Which motor to use?

I have been trying to determine what motors to use (269, 363 torque, or 363 speed) for our drive train. Our drive train will hopefully be a 4-wheeled tank drive made with mecanum wheels. It will also be geared up 18:12 (3:2) for speed.

To determine which motor to use I am trying to find out what is the max weight for our robot to weigh, yet only use 50% of my stall torque for each motor. Which ever one weighs closes to what I think our robot will weigh is the one we will probably go with. I have been looking around with both the vex search tool and google to try and find a way to find this out but I have not succeeded. Here is as far as I got (not far):

For short m1=269 motor, m2=363 motor (torque), and m3=363 motor (speed)

Gear Conversions (speed)
m1: m1.speed * 1.5 = output.speed or 100 * 1.5 = 150 rpm
m2: m2.speed * 1.5 = output.speed or 100 * 1.5 = 150 rpm
m3: m3.speed * 1.5 = output.speed or 160 * 1.5 = 240 rpm

Gear Conversions (torque)
m1: m1.torque * 2/3 = output.torque or 8.6 * 2/3 = 5.733 in-lbs
m2: m2.torque * 2/3 = output.torque or 13.5 * 2/3 = 9 in-lbs
m3: m3.torque * 2/3 = output.torque or 8.4 * 2/3 = 5.6 in-lbs

Now all I need is some magic formula where you input speed, torque, and wheel radius (about 1.84 inches) and it ouputs the maximum weight.

Well I only have a basic idea of what you need.

Wheel speed
Circumference=Diameter X PI
C=3.68 X 3.14
C=11.5552 inches

11.5552/1rotation X 100rotations/1minute= 1155.52inches/1minute

1155.52inches/1minute X 1minute/60seconds= 19.2586inches

Robot Weight

of Motors

im gonna go with 4 269s direct drive
Their output is usually 4.3
4.3 X 4= 17.2pounds

Correct me if im wrong i did this kinda fast

Torque is measured in inch-pounds. If you have 4 269s at 4.3 inch-pounds apiece, the total torque is 17.2 inch-pounds. If you have a 2 inch radius, the total force exerted is 8.6 pounds. Now, this doesn’t mean that those motors can move a 8.6 pound robot - you need to take into account the friction between the wheels and the playing surface, etc.
See this thread for more info: https://vexforum.com/t/black-c-channels/46011/1

I would figure out how much your robot is going to weigh and then adjust the gear ratio accordingly. It’s a lot easier to change a gear ratio on a drive train then it is to try to reduce weight on the robot. However this doesn’t change that you need the formula.


Very useful link for this topic. However, you need the coefficient of friction to figure all of this out, which I don’t believe anyone on the forum has been able to supply yet.

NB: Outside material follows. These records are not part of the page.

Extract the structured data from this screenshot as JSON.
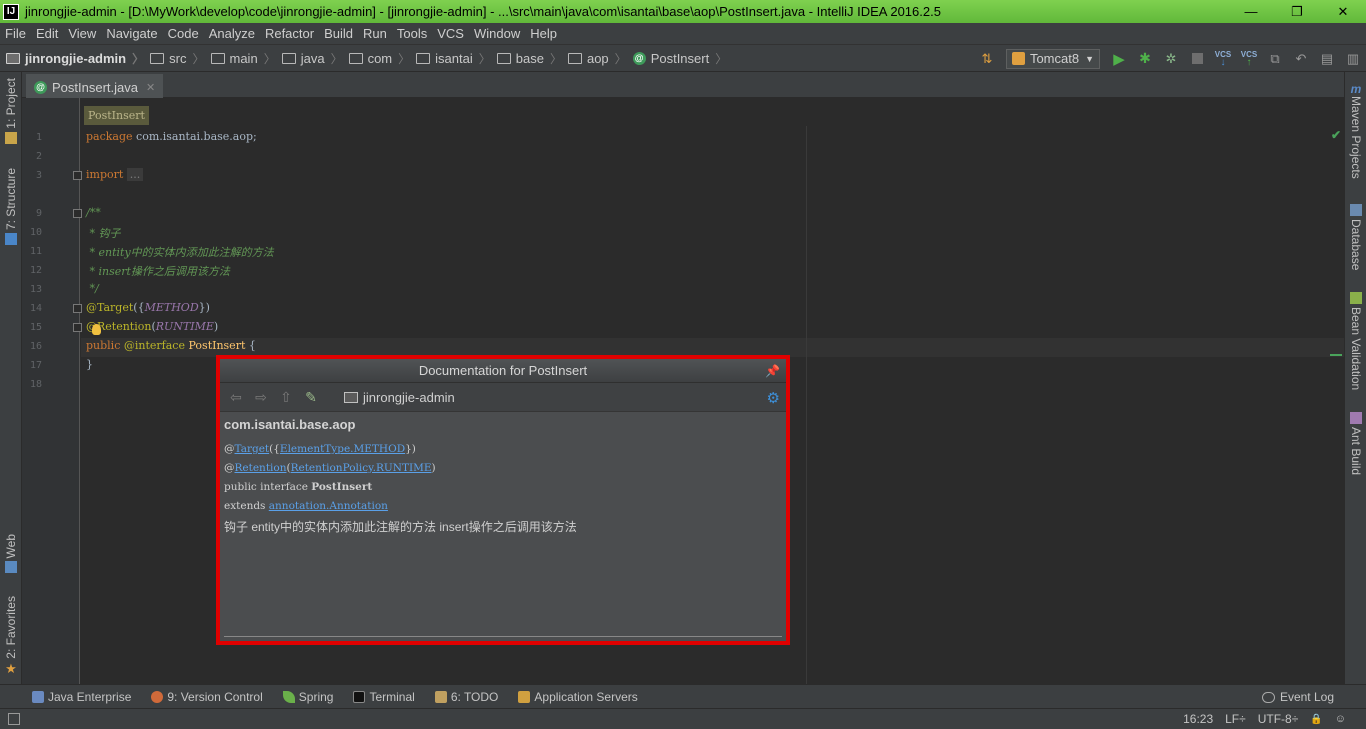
{
  "window": {
    "title": "jinrongjie-admin - [D:\\MyWork\\develop\\code\\jinrongjie-admin] - [jinrongjie-admin] - ...\\src\\main\\java\\com\\isantai\\base\\aop\\PostInsert.java - IntelliJ IDEA 2016.2.5",
    "logo": "IJ",
    "minimize": "—",
    "restore": "❐",
    "close": "✕"
  },
  "menu": [
    "File",
    "Edit",
    "View",
    "Navigate",
    "Code",
    "Analyze",
    "Refactor",
    "Build",
    "Run",
    "Tools",
    "VCS",
    "Window",
    "Help"
  ],
  "breadcrumbs": [
    "jinrongjie-admin",
    "src",
    "main",
    "java",
    "com",
    "isantai",
    "base",
    "aop",
    "PostInsert"
  ],
  "toolbar": {
    "run_config": "Tomcat8",
    "vcs1": "VCS",
    "vcs2": "VCS"
  },
  "left_tools": {
    "project": "1: Project",
    "structure": "7: Structure",
    "web": "Web",
    "favorites": "2: Favorites"
  },
  "right_tools": {
    "maven": "Maven Projects",
    "database": "Database",
    "bean_validation": "Bean Validation",
    "ant_build": "Ant Build"
  },
  "editor": {
    "tab": "PostInsert.java",
    "structure_hint": "PostInsert",
    "line_numbers": [
      "1",
      "2",
      "3",
      "9",
      "10",
      "11",
      "12",
      "13",
      "14",
      "15",
      "16",
      "17",
      "18"
    ],
    "code": {
      "l1_kw": "package",
      "l1_rest": " com.isantai.base.aop;",
      "l3_kw": "import",
      "l3_fold": "...",
      "l9": "/**",
      "l10": " * 钩子",
      "l11": " * entity中的实体内添加此注解的方法",
      "l12": " * insert操作之后调用该方法",
      "l13": " */",
      "l14_an": "@Target",
      "l14_a": "({",
      "l14_c": "METHOD",
      "l14_b": "})",
      "l15_an": "@Retention",
      "l15_a": "(",
      "l15_c": "RUNTIME",
      "l15_b": ")",
      "l16_kw": "public",
      "l16_an": " @interface",
      "l16_sp": " ",
      "l16_tp": "PostInsert",
      "l16_rest": " {",
      "l17": "}"
    }
  },
  "doc_popup": {
    "title": "Documentation for PostInsert",
    "module": "jinrongjie-admin",
    "package": "com.isantai.base.aop",
    "line1_at": "@",
    "line1_link": "Target",
    "line1_mid": "({",
    "line1_link2": "ElementType.METHOD",
    "line1_end": "})",
    "line2_at": "@",
    "line2_link": "Retention",
    "line2_mid": "(",
    "line2_link2": "RetentionPolicy.RUNTIME",
    "line2_end": ")",
    "line3_plain": "public interface ",
    "line3_bold": "PostInsert",
    "line4_plain": "extends ",
    "line4_link": "annotation.Annotation",
    "description": "钩子  entity中的实体内添加此注解的方法  insert操作之后调用该方法"
  },
  "bottom_tools": {
    "java_enterprise": "Java Enterprise",
    "version_control": "9: Version Control",
    "spring": "Spring",
    "terminal": "Terminal",
    "todo": "6: TODO",
    "app_servers": "Application Servers",
    "event_log": "Event Log"
  },
  "status": {
    "position": "16:23",
    "line_sep": "LF÷",
    "encoding": "UTF-8÷"
  },
  "colors": {
    "title_bar": "#6cc644",
    "highlight_border": "#e00000",
    "keyword": "#cc7832",
    "comment": "#629755",
    "annotation": "#bbb529"
  }
}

We’re working on the coefficient of static friction… https://vexforum.com/t/anyone-have-friction-coefficient-of-vex-wheels/19261/1
Specifically this post right now: [https://vexforum.com/showpost.php?p=192601&postcount=19

Trying to get more wheel configurations, and possibly more accurate data?


Thank you every one for the links here is what I have found out.

Relevant formulas from links:
Torque = Wheel Radius * Robot Weight * Coefficient of Friction

Wheel Radius can easily be determined, as well as Torque, and as stated above the Coefficient of Friction will be somewhere around 0.7 .

m1: 22.933 = 1.84 * Robot Weight * 0.7
m2: 36 = 1.84 * Robot Weight * 0.7
m3: 22.4 = 1.84 * Robot Weight * 0.7

Solving for Robot Weight:
m1: Robot Weight = 17.81
m2: Robot Weight = 27.95
m3: Robot Weight = 17.39

But those numbers are with 100% torque and now that I see those numbers I might be willing to go for 70% instead of 50%.

With 70% torque:
m1: Robot Weight = 12.47
m2: Robot Weight = 19.57
m3: Robot Weight = 12.17

Why do you have the torque for each setup at 2/3 the stall torque???

That is because it was for my 12:18 for speed gearing. Sorry I forgot to specify that.

ahh makes sense.

So a better way to write the equation would be:

(Desired % of torque from motor) * (Total Stall Torque from motors)
_________________________________________________________ = (wheel radius) * (weight) * (CoF)
(gear ratio)

I think we can lock that equation in.


ps- that line is division in case that’s unclear.